Accurate pupil size measurement is essential for patients considering laser refractive surgery, and yet, most measuring techniques are subjective in nature. A notable exception is the Procyon Digital Pupillometer, which digitally scans and records the pupil in dim, medium, and bright light, taking the guesswork out of pupil measurement. Commonwealth Eye Surgery is the first practice in Kentucky to utilize this technology, which clarifies your surgical options and maximizes your safety and results.
External photography allows us to document and observe changes in the superficial structures of the eye and eyelids. The camera is mounted to a slit lamp and has a monitor that allows us to show the patient and family the objects of interest, thus improving patient comprehension and alleviating anxiety.
Fluorescein dye can be injected in a forearm vein, and used to map the blood vessels in your retina through use of a sensitive, high speed camera. This test identifies areas at risk for bleeding and vision loss in patients with diabetes or macular degeneration.
Gonioscopy is an examination used to evaluate the drainage system of the eye, or the trabecular meshwork, and its anatomical relation to the adjacent iris. A special contact lens mirror is used to visualize these structures, which are hidden from direct observation. Gonioscopy is a painless examination used to determine whether the area where fluid drains out of your eye, or drainage angle, is either open or closed. Depending on your age and whether you are at high risk for developing glaucoma, gonioscopy may be a routine part of your evaluation.
This apparatus measures both the length of the eye and the corneal curvature and calculates the required implant power of each eye. Accuracy in IOL power selection optimizes your vision after cataract surgery and helps reduce dependence upon glasses. The IOL Master uses an infrared laser to measure axial length to the hundredth of a millimeter, the most accurate technology available today.
OCT uses infrared light to obtain a detailed and precise image of the retina and optic nerve. Analogous to a CT scan, the OCT allows detection of microscopic changes before they become visible to an examiner’s eye.
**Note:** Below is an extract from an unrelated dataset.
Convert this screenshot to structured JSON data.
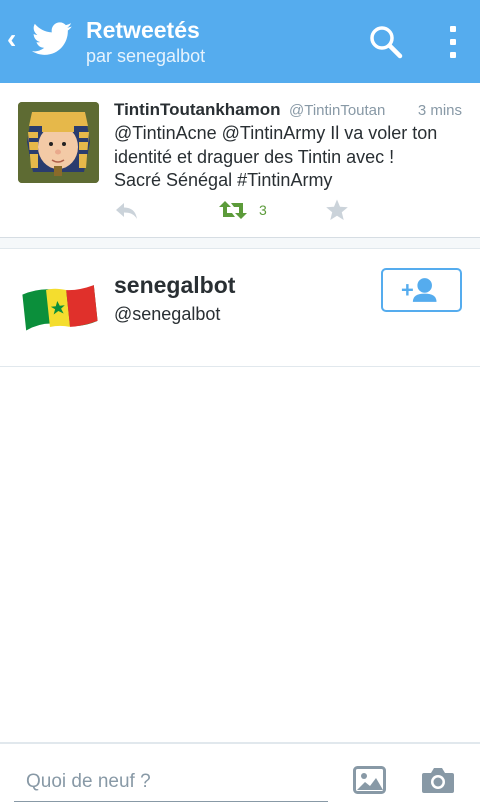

This technology aids in the diagnosis of retinal diseases, as well as determining whether glaucoma is adequately controlled.
An Orbscan is a diagnostic test that measures the curvature and thickness of your cornea (the clear window of your eye). This “no touch” procedure quickly completes 10,000 measurements and determines subtle irregularities in the shape of your cornea that cannot be determined by standard examination techniques. The Orbscan is critical in determining your suitability for laser refractive surgery
A special camera mounted on a microscope digitally records images of the retina, the retinal blood vessels, and the optic nerve. This allows your doctors to follow and treat glaucoma, diabetic retinopathy, and macular degeneration with great accuracy.
Specular Microscopy measures the number, shape, and size of the cells on the inside surface of your cornea. These cells maintain corneal clarity and good vision. Trauma and some inherited conditions may cause a loss of these cells and an accurate assessment of their health is crucial in planning your cataract surgery.
The Haag-Streit Octopus Field Analyzer measures hundreds of spots in your side (peripheral) vision within 4 minutes, detecting and monitoring glaucoma, strokes and tumors. This “smart test” also determines your ability to provide consistent responses, filtering out misleading data.